Toronto. Another popular design to aid the photographer in his pursuit of the correct exposure was the extinction meter. This device relied on the photographer looking though an eyepiece or tiny aperture as a filter was slowly moved across the field of vision until it was extinguished. A dial or table would convert the just extinguished reading to a choice of aperture and speed based on the plate or roll film being used. A small insert lists the various plates and films of the period and the suggested corrections to use.
In 1921 ICA in germany created the elegant Diaphot. This slim watch shaped meter used a blue filter and a wedge that could be rotated across the field of view until the scene shadows just disappeared. In 1926 ICA was merged into the newly formed Zeiss-Ikon group in an attempt to rationalize the German camera industry. Larry Gubas (editor of Zeiss Historica and president of the Zeiss Historical Society) describes the merger in his excellent and massive book “Zeiss and Photography“.
Gubas states that after the merger ICA became the accessory maker for all the Zeiss Ikon companies.
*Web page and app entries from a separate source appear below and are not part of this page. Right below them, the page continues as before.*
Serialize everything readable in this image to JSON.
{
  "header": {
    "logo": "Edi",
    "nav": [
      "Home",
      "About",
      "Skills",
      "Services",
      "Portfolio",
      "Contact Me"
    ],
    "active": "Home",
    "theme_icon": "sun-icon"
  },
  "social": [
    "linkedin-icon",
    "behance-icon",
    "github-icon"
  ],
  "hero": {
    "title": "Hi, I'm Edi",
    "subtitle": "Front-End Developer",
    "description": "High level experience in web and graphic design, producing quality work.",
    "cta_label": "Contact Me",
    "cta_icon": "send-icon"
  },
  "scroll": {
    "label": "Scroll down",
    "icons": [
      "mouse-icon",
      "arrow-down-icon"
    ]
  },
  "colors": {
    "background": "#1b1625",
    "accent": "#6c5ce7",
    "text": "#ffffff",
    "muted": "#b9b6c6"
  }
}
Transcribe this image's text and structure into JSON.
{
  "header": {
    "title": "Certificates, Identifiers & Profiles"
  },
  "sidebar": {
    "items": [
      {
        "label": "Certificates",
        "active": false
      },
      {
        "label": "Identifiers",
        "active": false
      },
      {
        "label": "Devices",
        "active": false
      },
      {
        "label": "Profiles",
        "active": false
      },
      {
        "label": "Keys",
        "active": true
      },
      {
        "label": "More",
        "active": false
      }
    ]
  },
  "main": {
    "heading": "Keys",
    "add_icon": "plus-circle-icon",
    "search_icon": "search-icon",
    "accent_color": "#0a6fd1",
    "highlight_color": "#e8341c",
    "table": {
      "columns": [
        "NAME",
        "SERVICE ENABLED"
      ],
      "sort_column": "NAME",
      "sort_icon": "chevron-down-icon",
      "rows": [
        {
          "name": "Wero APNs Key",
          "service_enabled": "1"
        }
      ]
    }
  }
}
The Diaphot ICA created was rebadged Zeiss Ikon (as is mine) and continued manufacture through 1934. From 1936 to 1940 a more modern version was manufactured and sold.